Treatment, halfway houses and meetings are places where we are accepted unconditionally, without regard to what we have done in the past, but with support for what we are trying to accomplish in the present. There we are surrounded by people who have slogged many long miles in our shoes. We are safe there, free of the old triggers, while we slowly learn the new habits of sobriety that will replace the deeply-ingrained habits of addiction. Families can help by understanding this, and by the willingness to delay their wants a little bit longer. That will help improve the chances that their addict will return to them for for the long run, not just until the next run.

Geographic Cures and Denial

Q. I've heard people at meetings refer to “geographicals,” or “geographical cures.” What's that about?

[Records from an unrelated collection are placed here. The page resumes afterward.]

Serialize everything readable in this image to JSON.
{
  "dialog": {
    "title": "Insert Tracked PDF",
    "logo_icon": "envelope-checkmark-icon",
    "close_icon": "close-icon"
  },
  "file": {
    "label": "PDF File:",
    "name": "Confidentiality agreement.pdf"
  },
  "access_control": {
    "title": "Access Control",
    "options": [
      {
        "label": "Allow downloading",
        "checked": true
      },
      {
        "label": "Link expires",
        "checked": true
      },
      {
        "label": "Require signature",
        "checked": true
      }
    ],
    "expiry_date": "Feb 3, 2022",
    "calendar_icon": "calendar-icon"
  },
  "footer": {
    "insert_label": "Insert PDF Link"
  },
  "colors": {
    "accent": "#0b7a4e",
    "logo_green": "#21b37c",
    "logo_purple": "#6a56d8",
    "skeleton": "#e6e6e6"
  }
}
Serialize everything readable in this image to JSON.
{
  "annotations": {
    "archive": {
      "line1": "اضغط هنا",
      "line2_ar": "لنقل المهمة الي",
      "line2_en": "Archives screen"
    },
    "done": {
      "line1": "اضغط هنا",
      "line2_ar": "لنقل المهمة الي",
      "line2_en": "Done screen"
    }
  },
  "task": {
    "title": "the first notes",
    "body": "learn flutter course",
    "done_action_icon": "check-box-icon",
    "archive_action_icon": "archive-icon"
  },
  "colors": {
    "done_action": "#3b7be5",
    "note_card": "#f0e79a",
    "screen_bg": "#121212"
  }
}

Hand-drawn map of North America, 1811 -- Library of Congress, Geography and Map Division

A geographical cure is an attempt to avoid the reality of our addiction by changing location.  They are a form of denial, a defense mechanism in which we are faced with a fact that is too uncomfortable to accept and so we convince ourselves that it is not true despite what may be overwhelming evidence.

Excuses are a major form of denial. We learn their usefulness as small children: “She hit me first!” We usually grow out of that phase, but for addicts the need to make excuses and convince ourselves and others that we're really okay is our way of protecting the addiction. We say things like, “If you were married to that bitch,” or “If you'd seen the things I've seen…,” all of which, we have convinced ourselves, justify our drinking, drugging or whatever we may prefer not to look at too closely. (If we did, we might have to do something about it.)

So, when things get rough, we sometimes convince ourselves that all we need is a fresh start in a new place, and we'll be able to get our lives back under control. However, unless our geographical cure has also involved detox, treatment and a program of recovery, we discover that it doesn't take long for the things that we thought we'd left behind to hop out of the trees and right onto our backs again.

We failed to consider one of life's major truths: No Matter Where You Go, There You Are!  We need to change our way of living, not where we live.

Hitting the road doesn't solve our problems, it just means that we have to face them in a strange place, among strangers.  If, however, we decide to get out of the old neighborhood and get some help, that's not necessarily such a bad idea.